> Exercise description
State the number of lines with "Using" in the listing, leaving out everything else.

··· Records for the task ···

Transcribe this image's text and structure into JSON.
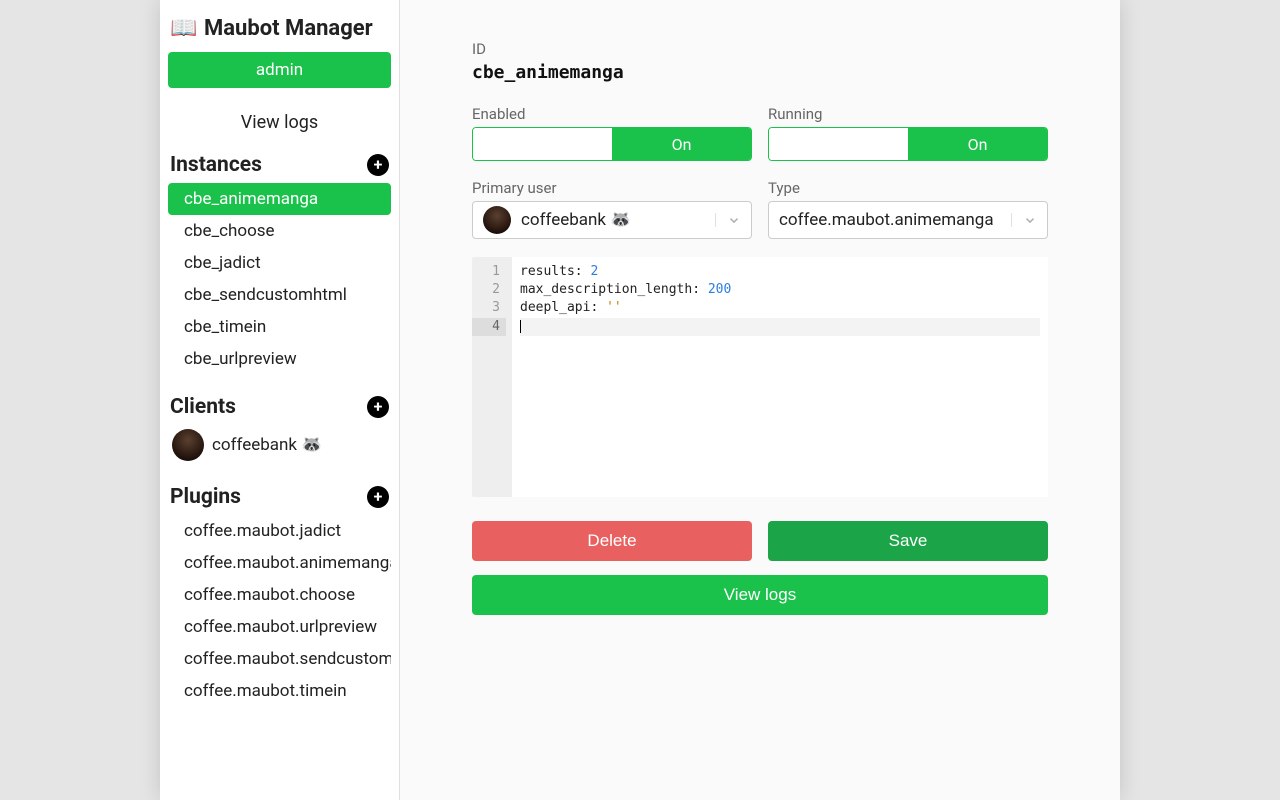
{
  "app": {
    "title": "Maubot Manager"
  },
  "sidebar": {
    "user_badge": "admin",
    "view_logs": "View logs",
    "sections": {
      "instances": {
        "title": "Instances"
      },
      "clients": {
        "title": "Clients"
      },
      "plugins": {
        "title": "Plugins"
      }
    },
    "instances": [
      "cbe_animemanga",
      "cbe_choose",
      "cbe_jadict",
      "cbe_sendcustomhtml",
      "cbe_timein",
      "cbe_urlpreview"
    ],
    "clients": [
      {
        "name": "coffeebank 🦝"
      }
    ],
    "plugins": [
      "coffee.maubot.jadict",
      "coffee.maubot.animemanga",
      "coffee.maubot.choose",
      "coffee.maubot.urlpreview",
      "coffee.maubot.sendcustomht",
      "coffee.maubot.timein"
    ]
  },
  "main": {
    "id_label": "ID",
    "id_value": "cbe_animemanga",
    "enabled": {
      "label": "Enabled",
      "value": "On"
    },
    "running": {
      "label": "Running",
      "value": "On"
    },
    "primary_user": {
      "label": "Primary user",
      "value": "coffeebank 🦝"
    },
    "type": {
      "label": "Type",
      "value": "coffee.maubot.animemanga"
    },
    "config_lines": [
      {
        "key": "results",
        "value": "2",
        "vtype": "num"
      },
      {
        "key": "max_description_length",
        "value": "200",
        "vtype": "num"
      },
      {
        "key": "deepl_api",
        "value": "''",
        "vtype": "str"
      }
    ],
    "buttons": {
      "delete": "Delete",
      "save": "Save",
      "view_logs": "View logs"
    }
  }
}
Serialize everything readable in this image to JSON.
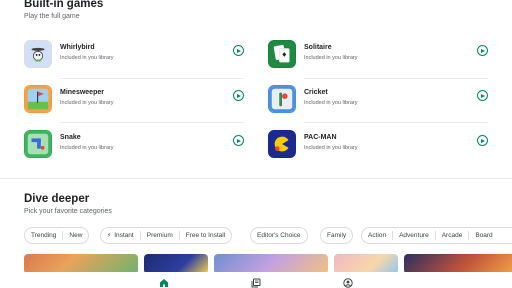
{
  "builtin": {
    "title": "Built-in games",
    "subtitle": "Play the full game",
    "games": [
      {
        "name": "Whirlybird",
        "sub": "Included in you library"
      },
      {
        "name": "Solitaire",
        "sub": "Included in you library"
      },
      {
        "name": "Minesweeper",
        "sub": "Included in you library"
      },
      {
        "name": "Cricket",
        "sub": "Included in you library"
      },
      {
        "name": "Snake",
        "sub": "Included in you library"
      },
      {
        "name": "PAC-MAN",
        "sub": "Included in you library"
      }
    ]
  },
  "dive": {
    "title": "Dive deeper",
    "subtitle": "Pick your favorite categories",
    "chips": {
      "trending": "Trending",
      "new": "New",
      "instant": "Instant",
      "premium": "Premium",
      "free_to_install": "Free to Install",
      "editors_choice": "Editor's Choice",
      "family": "Family",
      "action": "Action",
      "adventure": "Adventure",
      "arcade": "Arcade",
      "board": "Board"
    }
  },
  "nav": {
    "icons": [
      "home-icon",
      "library-icon",
      "account-icon"
    ],
    "active": "home-icon"
  },
  "colors": {
    "accent": "#01875f",
    "text": "#202124",
    "secondary": "#5f6368",
    "border": "#dadce0"
  }
}
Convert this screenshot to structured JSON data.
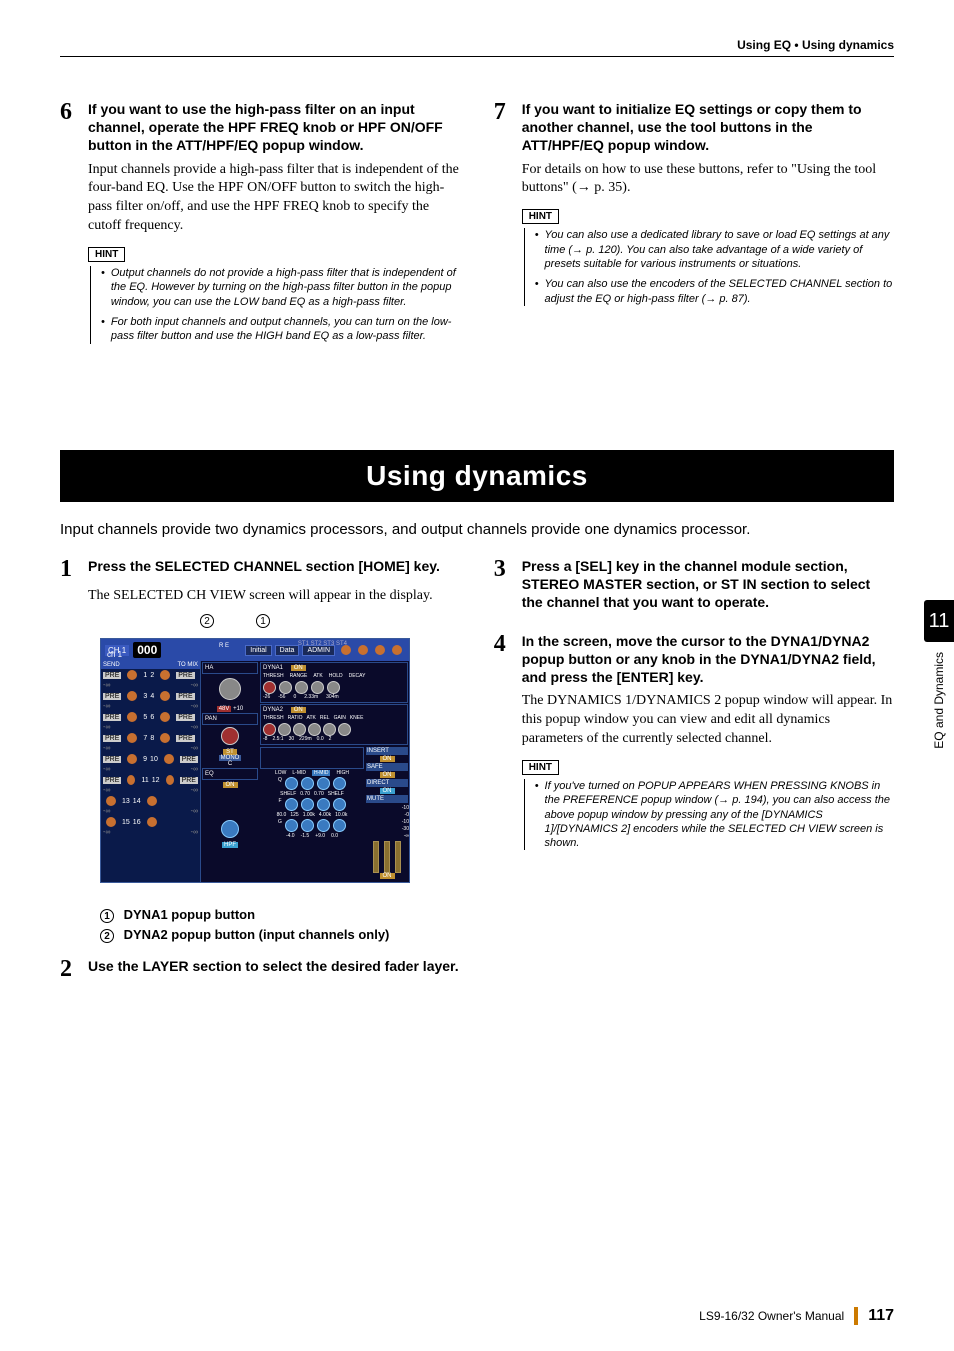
{
  "header": {
    "breadcrumb": "Using EQ • Using dynamics"
  },
  "upper": {
    "left": {
      "num": "6",
      "title": "If you want to use the high-pass filter on an input channel, operate the HPF FREQ knob or HPF ON/OFF button in the ATT/HPF/EQ popup window.",
      "body": "Input channels provide a high-pass filter that is independent of the four-band EQ. Use the HPF ON/OFF button to switch the high-pass filter on/off, and use the HPF FREQ knob to specify the cutoff frequency.",
      "hint_label": "HINT",
      "hints": [
        "Output channels do not provide a high-pass filter that is independent of the EQ. However by turning on the high-pass filter button in the popup window, you can use the LOW band EQ as a high-pass filter.",
        "For both input channels and output channels, you can turn on the low-pass filter button and use the HIGH band EQ as a low-pass filter."
      ]
    },
    "right": {
      "num": "7",
      "title": "If you want to initialize EQ settings or copy them to another channel, use the tool buttons in the ATT/HPF/EQ popup window.",
      "body": "For details on how to use these buttons, refer to \"Using the tool buttons\" (→ p. 35).",
      "hint_label": "HINT",
      "hints": [
        "You can also use a dedicated library to save or load EQ settings at any time (→ p. 120). You can also take advantage of a wide variety of presets suitable for various instruments or situations.",
        "You can also use the encoders of the SELECTED CHANNEL section to adjust the EQ or high-pass filter (→ p. 87)."
      ]
    }
  },
  "section_heading": "Using dynamics",
  "intro": "Input channels provide two dynamics processors, and output channels provide one dynamics processor.",
  "side_tab": {
    "number": "11",
    "text": "EQ and Dynamics"
  },
  "lower": {
    "left": {
      "s1_num": "1",
      "s1_title": "Press the SELECTED CHANNEL section [HOME] key.",
      "s1_body": "The SELECTED CH VIEW screen will appear in the display.",
      "callout1_num": "1",
      "callout1": "DYNA1 popup button",
      "callout2_num": "2",
      "callout2": "DYNA2 popup button (input channels only)",
      "s2_num": "2",
      "s2_title": "Use the LAYER section to select the desired fader layer."
    },
    "right": {
      "s3_num": "3",
      "s3_title": "Press a [SEL] key in the channel module section, STEREO MASTER section, or ST IN section to select the channel that you want to operate.",
      "s4_num": "4",
      "s4_title": "In the screen, move the cursor to the DYNA1/DYNA2 popup button or any knob in the DYNA1/DYNA2 field, and press the [ENTER] key.",
      "s4_body": "The DYNAMICS 1/DYNAMICS 2 popup window will appear. In this popup window you can view and edit all dynamics parameters of the currently selected channel.",
      "hint_label": "HINT",
      "hints": [
        "If you've turned on POPUP APPEARS WHEN PRESSING KNOBS in the PREFERENCE popup window (→ p. 194), you can also access the above popup window by pressing any of the [DYNAMICS 1]/[DYNAMICS 2] encoders while the SELECTED CH VIEW screen is shown."
      ]
    }
  },
  "screenshot": {
    "ch_label_top": "CH 1",
    "ch_label_bot": "ch 1",
    "counter": "000",
    "initial": "Initial",
    "data": "Data",
    "admin": "ADMIN",
    "send": "SEND",
    "tomix": "TO MIX",
    "ha": "HA",
    "dyna1": "DYNA1",
    "on": "ON",
    "thresh": "THRESH",
    "range": "RANGE",
    "atk": "ATK",
    "hold": "HOLD",
    "decay": "DECAY",
    "d1_v1": "-26",
    "d1_v2": "-56",
    "d1_v3": "0",
    "d1_v4": "2.33m",
    "d1_v5": "304m",
    "dyna2": "DYNA2",
    "ratio": "RATIO",
    "rel": "REL",
    "gain": "GAIN",
    "knee": "KNEE",
    "d2_v1": "-8",
    "d2_v2": "2.5:1",
    "d2_v3": "30",
    "d2_v4": "229m",
    "d2_v5": "0.0",
    "d2_v6": "2",
    "pan": "PAN",
    "st": "ST",
    "mono": "MONO",
    "p48": "48V",
    "plus10": "+10",
    "eq": "EQ",
    "hpf": "HPF",
    "insert": "INSERT",
    "safe": "SAFE",
    "direct": "DIRECT",
    "mute": "MUTE",
    "low": "LOW",
    "lmid": "L-MID",
    "hmid": "H-MID",
    "high": "HIGH",
    "shelf": "SHELF",
    "q": "Q",
    "f": "F",
    "g": "G",
    "eq_q1": "SHELF",
    "eq_q2": "0.70",
    "eq_q3": "0.70",
    "eq_q4": "SHELF",
    "eq_f1": "80.0",
    "eq_f2": "125",
    "eq_f3": "1.00k",
    "eq_f4": "4.00k",
    "eq_f5": "10.0k",
    "eq_g1": "-4.0",
    "eq_g2": "-1.5",
    "eq_g3": "+9.0",
    "eq_g4": "0.0",
    "scale": [
      "-10",
      "-0",
      "-10",
      "-30",
      "-∞"
    ],
    "pre": "PRE",
    "st1": "ST1",
    "st2": "ST2",
    "st3": "ST3",
    "st4": "ST4",
    "inf": "-∞",
    "re": "R E",
    "nums": [
      "1",
      "2",
      "3",
      "4",
      "5",
      "6",
      "7",
      "8",
      "9",
      "10",
      "11",
      "12",
      "13",
      "14",
      "15",
      "16"
    ]
  },
  "footer": {
    "manual": "LS9-16/32  Owner's Manual",
    "page": "117"
  }
}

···

> Response to this exercise
3